◆ AIM OF THE TASK ◆
Your task is to reproduce exactly the lines from the line with "Parse this screenshot: output" through the end of the records below.

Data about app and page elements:
<<<<

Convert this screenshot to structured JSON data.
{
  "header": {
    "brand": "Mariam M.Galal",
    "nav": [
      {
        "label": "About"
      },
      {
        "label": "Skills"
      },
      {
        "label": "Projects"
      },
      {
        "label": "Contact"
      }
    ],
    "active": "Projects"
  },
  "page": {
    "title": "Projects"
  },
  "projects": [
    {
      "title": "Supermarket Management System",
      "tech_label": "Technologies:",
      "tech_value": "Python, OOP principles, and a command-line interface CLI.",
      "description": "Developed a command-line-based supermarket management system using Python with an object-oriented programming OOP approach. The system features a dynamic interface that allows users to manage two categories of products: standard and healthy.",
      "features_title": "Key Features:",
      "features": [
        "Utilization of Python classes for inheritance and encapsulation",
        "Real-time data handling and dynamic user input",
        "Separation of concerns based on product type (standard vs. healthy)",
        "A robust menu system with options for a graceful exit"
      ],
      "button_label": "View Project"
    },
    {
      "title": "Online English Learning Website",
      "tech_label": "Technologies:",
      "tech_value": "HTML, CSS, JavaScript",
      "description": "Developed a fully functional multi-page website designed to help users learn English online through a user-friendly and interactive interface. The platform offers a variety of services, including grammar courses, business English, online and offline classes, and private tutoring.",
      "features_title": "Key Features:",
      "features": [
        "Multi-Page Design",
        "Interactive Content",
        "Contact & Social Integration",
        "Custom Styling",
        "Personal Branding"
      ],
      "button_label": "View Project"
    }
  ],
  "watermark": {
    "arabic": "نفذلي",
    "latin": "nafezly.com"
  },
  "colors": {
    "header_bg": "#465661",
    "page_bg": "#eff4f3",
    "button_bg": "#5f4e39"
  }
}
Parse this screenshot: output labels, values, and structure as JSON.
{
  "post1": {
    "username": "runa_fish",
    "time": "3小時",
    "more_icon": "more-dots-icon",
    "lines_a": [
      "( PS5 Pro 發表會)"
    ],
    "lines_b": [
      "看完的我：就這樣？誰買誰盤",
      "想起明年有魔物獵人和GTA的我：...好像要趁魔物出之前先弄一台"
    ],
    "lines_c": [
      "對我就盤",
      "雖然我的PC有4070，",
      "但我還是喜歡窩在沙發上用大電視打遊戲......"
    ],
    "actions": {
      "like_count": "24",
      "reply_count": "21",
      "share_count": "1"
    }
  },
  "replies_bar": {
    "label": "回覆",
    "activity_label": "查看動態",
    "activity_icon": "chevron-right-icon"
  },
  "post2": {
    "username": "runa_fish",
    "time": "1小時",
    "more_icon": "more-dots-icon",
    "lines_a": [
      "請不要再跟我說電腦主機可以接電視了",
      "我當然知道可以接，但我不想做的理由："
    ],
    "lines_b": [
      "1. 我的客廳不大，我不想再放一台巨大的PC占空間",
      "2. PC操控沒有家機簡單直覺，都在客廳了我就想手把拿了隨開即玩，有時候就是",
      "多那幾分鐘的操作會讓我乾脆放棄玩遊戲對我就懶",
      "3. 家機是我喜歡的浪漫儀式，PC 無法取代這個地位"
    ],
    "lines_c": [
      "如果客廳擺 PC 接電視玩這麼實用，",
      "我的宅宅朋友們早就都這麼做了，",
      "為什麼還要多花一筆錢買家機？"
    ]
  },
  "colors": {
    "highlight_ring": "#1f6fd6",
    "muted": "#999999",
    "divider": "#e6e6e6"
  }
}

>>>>

◆ RESULT OF THE TASK ◆
Parse this screenshot: output labels, values, and structure as JSON.
{
  "post1": {
    "username": "runa_fish",
    "time": "3小時",
    "more_icon": "more-dots-icon",
    "lines_a": [
      "( PS5 Pro 發表會)"
    ],
    "lines_b": [
      "看完的我：就這樣？誰買誰盤",
      "想起明年有魔物獵人和GTA的我：...好像要趁魔物出之前先弄一台"
    ],
    "lines_c": [
      "對我就盤",
      "雖然我的PC有4070，",
      "但我還是喜歡窩在沙發上用大電視打遊戲......"
    ],
    "actions": {
      "like_count": "24",
      "reply_count": "21",
      "share_count": "1"
    }
  },
  "replies_bar": {
    "label": "回覆",
    "activity_label": "查看動態",
    "activity_icon": "chevron-right-icon"
  },
  "post2": {
    "username": "runa_fish",
    "time": "1小時",
    "more_icon": "more-dots-icon",
    "lines_a": [
      "請不要再跟我說電腦主機可以接電視了",
      "我當然知道可以接，但我不想做的理由："
    ],
    "lines_b": [
      "1. 我的客廳不大，我不想再放一台巨大的PC占空間",
      "2. PC操控沒有家機簡單直覺，都在客廳了我就想手把拿了隨開即玩，有時候就是",
      "多那幾分鐘的操作會讓我乾脆放棄玩遊戲對我就懶",
      "3. 家機是我喜歡的浪漫儀式，PC 無法取代這個地位"
    ],
    "lines_c": [
      "如果客廳擺 PC 接電視玩這麼實用，",
      "我的宅宅朋友們早就都這麼做了，",
      "為什麼還要多花一筆錢買家機？"
    ]
  },
  "colors": {
    "highlight_ring": "#1f6fd6",
    "muted": "#999999",
    "divider": "#e6e6e6"
  }
}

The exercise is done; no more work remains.